▶ Task goal
Return all lines from the entries below in which the word "active" is present.
---
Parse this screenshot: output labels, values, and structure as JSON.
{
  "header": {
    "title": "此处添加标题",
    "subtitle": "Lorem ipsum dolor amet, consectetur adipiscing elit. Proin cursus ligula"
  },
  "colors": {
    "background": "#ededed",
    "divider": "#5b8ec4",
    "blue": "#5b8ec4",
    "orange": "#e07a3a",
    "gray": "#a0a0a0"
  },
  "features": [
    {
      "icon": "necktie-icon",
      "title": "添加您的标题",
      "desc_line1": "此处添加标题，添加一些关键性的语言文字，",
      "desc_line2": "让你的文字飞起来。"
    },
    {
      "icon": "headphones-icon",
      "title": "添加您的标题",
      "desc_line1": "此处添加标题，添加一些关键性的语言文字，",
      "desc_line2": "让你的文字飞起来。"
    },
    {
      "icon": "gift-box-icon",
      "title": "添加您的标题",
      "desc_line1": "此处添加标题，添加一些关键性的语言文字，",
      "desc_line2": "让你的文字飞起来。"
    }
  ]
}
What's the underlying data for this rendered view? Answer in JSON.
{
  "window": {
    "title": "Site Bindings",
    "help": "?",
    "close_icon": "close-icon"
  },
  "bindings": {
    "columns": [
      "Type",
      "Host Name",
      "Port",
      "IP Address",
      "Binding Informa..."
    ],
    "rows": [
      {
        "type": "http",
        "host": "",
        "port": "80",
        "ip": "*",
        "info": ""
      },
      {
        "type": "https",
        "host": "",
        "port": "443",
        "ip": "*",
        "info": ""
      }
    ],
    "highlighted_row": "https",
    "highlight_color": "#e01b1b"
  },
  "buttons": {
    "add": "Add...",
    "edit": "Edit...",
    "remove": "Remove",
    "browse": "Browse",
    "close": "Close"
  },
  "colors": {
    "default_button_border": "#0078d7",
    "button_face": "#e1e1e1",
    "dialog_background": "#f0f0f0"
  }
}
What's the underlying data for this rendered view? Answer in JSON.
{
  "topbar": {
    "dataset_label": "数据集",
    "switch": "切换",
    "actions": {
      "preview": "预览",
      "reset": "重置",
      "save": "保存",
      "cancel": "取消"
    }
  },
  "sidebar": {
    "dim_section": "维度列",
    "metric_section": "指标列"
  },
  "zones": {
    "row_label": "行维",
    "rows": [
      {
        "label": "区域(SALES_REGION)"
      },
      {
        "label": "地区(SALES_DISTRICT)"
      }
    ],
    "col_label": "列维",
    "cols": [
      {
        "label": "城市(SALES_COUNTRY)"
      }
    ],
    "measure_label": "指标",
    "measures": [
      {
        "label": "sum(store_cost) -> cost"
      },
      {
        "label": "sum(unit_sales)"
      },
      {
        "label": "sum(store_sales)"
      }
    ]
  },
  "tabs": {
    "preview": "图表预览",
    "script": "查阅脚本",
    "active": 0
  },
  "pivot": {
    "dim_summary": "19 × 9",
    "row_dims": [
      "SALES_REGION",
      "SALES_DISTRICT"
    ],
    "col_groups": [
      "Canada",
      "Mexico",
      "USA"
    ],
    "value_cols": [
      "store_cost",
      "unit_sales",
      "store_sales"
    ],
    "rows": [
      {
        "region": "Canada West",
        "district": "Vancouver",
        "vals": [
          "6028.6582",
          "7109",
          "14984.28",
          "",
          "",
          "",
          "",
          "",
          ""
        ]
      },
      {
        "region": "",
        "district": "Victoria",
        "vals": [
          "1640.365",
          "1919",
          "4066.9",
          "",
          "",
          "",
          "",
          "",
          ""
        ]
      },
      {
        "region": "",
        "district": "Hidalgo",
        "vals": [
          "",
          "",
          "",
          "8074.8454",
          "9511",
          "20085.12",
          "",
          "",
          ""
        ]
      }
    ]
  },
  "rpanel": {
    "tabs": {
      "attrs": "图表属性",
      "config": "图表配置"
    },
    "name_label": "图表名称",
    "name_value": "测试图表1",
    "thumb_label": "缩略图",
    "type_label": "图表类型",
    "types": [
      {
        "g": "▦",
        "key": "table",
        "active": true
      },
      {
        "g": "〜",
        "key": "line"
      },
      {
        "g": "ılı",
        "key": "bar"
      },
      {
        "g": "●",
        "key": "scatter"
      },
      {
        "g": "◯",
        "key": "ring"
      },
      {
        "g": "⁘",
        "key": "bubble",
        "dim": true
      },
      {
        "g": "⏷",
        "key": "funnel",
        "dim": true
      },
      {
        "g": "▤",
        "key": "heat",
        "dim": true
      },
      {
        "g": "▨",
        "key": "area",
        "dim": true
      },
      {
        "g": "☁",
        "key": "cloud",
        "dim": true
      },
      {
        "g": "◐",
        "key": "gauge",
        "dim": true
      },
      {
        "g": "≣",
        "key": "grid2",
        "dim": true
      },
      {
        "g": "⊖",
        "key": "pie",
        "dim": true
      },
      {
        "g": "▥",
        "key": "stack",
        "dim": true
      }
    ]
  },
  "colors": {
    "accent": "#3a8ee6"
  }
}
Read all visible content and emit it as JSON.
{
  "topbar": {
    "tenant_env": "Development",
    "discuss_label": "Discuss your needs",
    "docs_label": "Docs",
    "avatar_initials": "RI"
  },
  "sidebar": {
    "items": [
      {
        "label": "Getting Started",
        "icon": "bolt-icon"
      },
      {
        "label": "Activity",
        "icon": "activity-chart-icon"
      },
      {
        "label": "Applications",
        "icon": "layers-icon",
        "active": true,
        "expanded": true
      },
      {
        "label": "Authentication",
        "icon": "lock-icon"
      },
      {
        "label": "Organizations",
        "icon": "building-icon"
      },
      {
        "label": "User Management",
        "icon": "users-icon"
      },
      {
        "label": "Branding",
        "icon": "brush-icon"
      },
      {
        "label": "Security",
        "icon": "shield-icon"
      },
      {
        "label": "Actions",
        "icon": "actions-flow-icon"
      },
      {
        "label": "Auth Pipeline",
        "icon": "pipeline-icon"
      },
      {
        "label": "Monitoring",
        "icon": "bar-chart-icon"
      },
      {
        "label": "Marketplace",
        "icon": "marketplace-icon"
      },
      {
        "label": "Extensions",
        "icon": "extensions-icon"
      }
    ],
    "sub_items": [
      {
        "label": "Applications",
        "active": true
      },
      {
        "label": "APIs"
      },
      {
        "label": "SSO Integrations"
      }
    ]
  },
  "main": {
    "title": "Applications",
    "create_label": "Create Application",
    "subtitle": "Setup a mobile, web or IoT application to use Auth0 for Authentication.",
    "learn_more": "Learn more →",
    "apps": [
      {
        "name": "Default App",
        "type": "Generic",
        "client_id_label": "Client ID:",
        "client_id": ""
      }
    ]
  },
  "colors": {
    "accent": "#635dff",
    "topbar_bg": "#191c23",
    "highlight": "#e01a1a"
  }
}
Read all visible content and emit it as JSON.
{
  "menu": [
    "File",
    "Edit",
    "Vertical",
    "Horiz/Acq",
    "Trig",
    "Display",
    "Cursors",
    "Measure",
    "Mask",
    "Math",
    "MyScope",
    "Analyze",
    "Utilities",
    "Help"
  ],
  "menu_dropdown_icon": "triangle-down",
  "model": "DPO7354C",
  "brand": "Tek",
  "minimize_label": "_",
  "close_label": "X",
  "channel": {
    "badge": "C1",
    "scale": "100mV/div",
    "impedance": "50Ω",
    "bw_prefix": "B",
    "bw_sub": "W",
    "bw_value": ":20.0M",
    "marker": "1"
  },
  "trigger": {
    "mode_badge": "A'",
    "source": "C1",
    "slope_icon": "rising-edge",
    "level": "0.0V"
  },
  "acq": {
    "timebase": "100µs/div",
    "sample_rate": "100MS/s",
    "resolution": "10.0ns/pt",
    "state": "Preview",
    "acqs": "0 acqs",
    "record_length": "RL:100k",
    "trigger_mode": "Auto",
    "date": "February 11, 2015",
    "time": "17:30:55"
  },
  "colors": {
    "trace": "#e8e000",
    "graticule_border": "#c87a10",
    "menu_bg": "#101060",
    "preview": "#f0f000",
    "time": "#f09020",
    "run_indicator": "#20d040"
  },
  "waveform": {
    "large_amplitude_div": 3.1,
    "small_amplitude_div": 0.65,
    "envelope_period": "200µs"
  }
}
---
▶ Solution for this problem
    "active": 0
        "active": true
        "active": true,
        "active": true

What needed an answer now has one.